TOKYO — Nissan's Ariya Concept previews a "sleek, sexy and seamless" design for a new all-electric crossover.
The Ariya was unveiled at the Tokyo auto show on Wednesday. It foreshadows the first of a range of EVs to be built on a new dedicated platform co-developed by Nissan and partner Renault.
The Ariya builds on the IMx Concept shown at the 2017 Tokyo show. But even much closer to production now, the design revels in futuristic flourishes that Nissan hopes will set it apart from an increasingly crowded field of electric crossovers from Tesla, Jaguar, Audi, Volvo and others.
Nissan unveiled an EV crossover concept to its U.S. dealers last month. The production version is expected to arrive in the U.S. in the second half of 2021, one of eight battery-powered models that Nissan is planning globally. The crossover would be Nissan's second EV offering in North America after the Leaf hatchback.
"This is not just a show car. This is our serious commitment. This is a real car," Chief Product Specialist Makoto Fukuda said of the Ariya at a preshow briefing in Japan.
"This is what will be our next step after the Leaf."
The Ariya uses a flat floor and a compact front motor compartment made possible by its electric drivetrain. Both design elements enable a spacious and premium cabin with high-tech features, Nissan said.
Nissan calls its flat-floor EV layout the "magic flying carpet" concept.
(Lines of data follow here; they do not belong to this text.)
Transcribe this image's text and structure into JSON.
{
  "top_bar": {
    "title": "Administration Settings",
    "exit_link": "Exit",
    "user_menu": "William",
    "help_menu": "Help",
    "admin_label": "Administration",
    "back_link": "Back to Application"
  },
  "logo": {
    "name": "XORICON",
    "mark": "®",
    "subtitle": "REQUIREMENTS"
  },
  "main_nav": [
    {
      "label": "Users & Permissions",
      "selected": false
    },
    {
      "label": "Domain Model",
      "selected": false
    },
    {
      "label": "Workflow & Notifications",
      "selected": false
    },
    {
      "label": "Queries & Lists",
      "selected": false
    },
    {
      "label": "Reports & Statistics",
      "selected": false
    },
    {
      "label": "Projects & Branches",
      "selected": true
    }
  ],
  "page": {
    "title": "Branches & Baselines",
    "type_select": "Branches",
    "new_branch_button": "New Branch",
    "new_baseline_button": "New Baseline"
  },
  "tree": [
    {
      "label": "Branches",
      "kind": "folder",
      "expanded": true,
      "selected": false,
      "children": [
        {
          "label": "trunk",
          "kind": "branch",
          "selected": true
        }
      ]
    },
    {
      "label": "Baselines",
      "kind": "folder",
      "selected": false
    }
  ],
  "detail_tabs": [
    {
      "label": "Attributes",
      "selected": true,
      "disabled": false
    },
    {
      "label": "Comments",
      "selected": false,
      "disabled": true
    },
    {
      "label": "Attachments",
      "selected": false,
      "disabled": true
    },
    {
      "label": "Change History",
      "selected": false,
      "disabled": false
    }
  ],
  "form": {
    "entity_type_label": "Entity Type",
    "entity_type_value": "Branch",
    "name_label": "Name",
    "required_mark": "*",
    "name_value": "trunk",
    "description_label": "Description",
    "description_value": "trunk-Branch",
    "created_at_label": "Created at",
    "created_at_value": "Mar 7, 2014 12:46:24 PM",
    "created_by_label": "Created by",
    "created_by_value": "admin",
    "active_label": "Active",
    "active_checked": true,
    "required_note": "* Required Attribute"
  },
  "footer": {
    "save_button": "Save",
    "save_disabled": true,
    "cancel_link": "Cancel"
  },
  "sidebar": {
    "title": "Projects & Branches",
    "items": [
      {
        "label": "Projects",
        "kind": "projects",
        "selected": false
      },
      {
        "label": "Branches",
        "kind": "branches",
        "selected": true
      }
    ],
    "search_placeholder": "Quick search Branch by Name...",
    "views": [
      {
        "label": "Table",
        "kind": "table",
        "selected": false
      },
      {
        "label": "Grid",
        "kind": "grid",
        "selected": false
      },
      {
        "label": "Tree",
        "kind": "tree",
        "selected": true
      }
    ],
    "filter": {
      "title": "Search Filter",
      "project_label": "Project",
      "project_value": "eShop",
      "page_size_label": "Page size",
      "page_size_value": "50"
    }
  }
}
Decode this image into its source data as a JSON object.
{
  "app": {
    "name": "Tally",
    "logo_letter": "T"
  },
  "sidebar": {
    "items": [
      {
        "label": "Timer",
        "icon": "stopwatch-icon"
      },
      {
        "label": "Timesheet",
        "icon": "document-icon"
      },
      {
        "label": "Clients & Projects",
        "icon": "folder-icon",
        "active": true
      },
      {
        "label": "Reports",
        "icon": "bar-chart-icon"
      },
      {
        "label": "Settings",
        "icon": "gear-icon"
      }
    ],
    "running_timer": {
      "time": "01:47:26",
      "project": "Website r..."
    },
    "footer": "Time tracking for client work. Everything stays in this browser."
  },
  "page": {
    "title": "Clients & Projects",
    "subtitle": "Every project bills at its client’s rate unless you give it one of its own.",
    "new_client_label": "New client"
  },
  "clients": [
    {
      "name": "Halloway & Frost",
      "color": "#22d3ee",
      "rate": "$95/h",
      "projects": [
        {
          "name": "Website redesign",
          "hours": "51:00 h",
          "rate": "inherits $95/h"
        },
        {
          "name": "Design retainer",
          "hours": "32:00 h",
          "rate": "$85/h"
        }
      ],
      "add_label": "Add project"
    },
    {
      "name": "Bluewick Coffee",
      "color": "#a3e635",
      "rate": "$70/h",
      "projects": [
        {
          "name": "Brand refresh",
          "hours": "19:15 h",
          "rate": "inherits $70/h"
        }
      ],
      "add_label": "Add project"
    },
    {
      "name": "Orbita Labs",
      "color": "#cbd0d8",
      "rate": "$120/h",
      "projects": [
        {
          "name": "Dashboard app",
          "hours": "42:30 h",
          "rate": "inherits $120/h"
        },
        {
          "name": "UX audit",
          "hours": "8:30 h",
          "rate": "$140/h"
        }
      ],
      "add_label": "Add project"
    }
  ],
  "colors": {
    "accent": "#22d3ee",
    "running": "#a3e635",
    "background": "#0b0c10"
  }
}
"The Ariya Concept defines the new center for EVs at Nissan," Design Director Giovanny Arroba said at the briefing. Having no center tunnel, he said, "really allows us to expand the inner space. We wanted to create a new electric architecture, a new special experience inside the car."
Arroba used the word "seamless" to describe the unrestricted flow through the spacious cabin, as well as the connectivity of the future vehicle's onboard technology.
Under the hood, the electric drivetrain will be a two-motor, all-wheel-drive setup, a Nissan EV first, Fukuda said. The front and rear motors can be independently controlled to optimize torque.
"We are not just making a fast-accelerating muscle car, but a car that can allow the driver to drive in any situations safely and confidently," Fukuda said.